Task description | Every record is to be printed exactly as it appears.

Recorded data |
++++
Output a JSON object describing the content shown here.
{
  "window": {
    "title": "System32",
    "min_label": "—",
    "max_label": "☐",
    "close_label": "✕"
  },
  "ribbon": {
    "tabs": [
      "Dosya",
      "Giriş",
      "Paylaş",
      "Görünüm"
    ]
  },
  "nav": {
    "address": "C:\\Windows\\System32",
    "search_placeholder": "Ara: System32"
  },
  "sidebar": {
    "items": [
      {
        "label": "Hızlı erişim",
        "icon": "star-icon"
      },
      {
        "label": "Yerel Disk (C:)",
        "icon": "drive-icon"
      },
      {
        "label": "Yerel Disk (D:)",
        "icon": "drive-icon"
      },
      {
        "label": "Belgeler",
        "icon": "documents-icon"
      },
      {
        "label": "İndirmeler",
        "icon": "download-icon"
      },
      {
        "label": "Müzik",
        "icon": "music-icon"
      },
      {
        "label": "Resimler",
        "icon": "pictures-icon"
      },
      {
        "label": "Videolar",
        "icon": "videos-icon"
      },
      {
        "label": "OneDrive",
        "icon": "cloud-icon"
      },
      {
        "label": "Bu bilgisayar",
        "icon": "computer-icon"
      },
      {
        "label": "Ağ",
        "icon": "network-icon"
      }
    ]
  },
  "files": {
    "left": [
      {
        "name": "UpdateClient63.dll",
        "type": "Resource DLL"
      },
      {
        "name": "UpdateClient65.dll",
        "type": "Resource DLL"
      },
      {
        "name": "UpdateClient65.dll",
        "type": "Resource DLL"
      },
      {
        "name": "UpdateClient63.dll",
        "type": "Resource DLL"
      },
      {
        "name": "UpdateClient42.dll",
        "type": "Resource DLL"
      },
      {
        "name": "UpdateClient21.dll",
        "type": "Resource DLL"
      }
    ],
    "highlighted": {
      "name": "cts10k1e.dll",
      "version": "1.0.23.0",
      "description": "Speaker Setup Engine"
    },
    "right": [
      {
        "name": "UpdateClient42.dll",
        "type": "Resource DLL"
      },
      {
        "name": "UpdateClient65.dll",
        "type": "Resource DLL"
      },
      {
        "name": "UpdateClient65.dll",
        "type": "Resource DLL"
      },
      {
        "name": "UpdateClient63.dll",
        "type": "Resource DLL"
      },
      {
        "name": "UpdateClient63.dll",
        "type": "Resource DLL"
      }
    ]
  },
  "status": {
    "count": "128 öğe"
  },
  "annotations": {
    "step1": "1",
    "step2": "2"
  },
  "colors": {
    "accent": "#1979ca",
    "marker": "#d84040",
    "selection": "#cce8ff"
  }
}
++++
Result |
Output a JSON object describing the content shown here.
{
  "window": {
    "title": "System32",
    "min_label": "—",
    "max_label": "☐",
    "close_label": "✕"
  },
  "ribbon": {
    "tabs": [
      "Dosya",
      "Giriş",
      "Paylaş",
      "Görünüm"
    ]
  },
  "nav": {
    "address": "C:\\Windows\\System32",
    "search_placeholder": "Ara: System32"
  },
  "sidebar": {
    "items": [
      {
        "label": "Hızlı erişim",
        "icon": "star-icon"
      },
      {
        "label": "Yerel Disk (C:)",
        "icon": "drive-icon"
      },
      {
        "label": "Yerel Disk (D:)",
        "icon": "drive-icon"
      },
      {
        "label": "Belgeler",
        "icon": "documents-icon"
      },
      {
        "label": "İndirmeler",
        "icon": "download-icon"
      },
      {
        "label": "Müzik",
        "icon": "music-icon"
      },
      {
        "label": "Resimler",
        "icon": "pictures-icon"
      },
      {
        "label": "Videolar",
        "icon": "videos-icon"
      },
      {
        "label": "OneDrive",
        "icon": "cloud-icon"
      },
      {
        "label": "Bu bilgisayar",
        "icon": "computer-icon"
      },
      {
        "label": "Ağ",
        "icon": "network-icon"
      }
    ]
  },
  "files": {
    "left": [
      {
        "name": "UpdateClient63.dll",
        "type": "Resource DLL"
      },
      {
        "name": "UpdateClient65.dll",
        "type": "Resource DLL"
      },
      {
        "name": "UpdateClient65.dll",
        "type": "Resource DLL"
      },
      {
        "name": "UpdateClient63.dll",
        "type": "Resource DLL"
      },
      {
        "name": "UpdateClient42.dll",
        "type": "Resource DLL"
      },
      {
        "name": "UpdateClient21.dll",
        "type": "Resource DLL"
      }
    ],
    "highlighted": {
      "name": "cts10k1e.dll",
      "version": "1.0.23.0",
      "description": "Speaker Setup Engine"
    },
    "right": [
      {
        "name": "UpdateClient42.dll",
        "type": "Resource DLL"
      },
      {
        "name": "UpdateClient65.dll",
        "type": "Resource DLL"
      },
      {
        "name": "UpdateClient65.dll",
        "type": "Resource DLL"
      },
      {
        "name": "UpdateClient63.dll",
        "type": "Resource DLL"
      },
      {
        "name": "UpdateClient63.dll",
        "type": "Resource DLL"
      }
    ]
  },
  "status": {
    "count": "128 öğe"
  },
  "annotations": {
    "step1": "1",
    "step2": "2"
  },
  "colors": {
    "accent": "#1979ca",
    "marker": "#d84040",
    "selection": "#cce8ff"
  }
}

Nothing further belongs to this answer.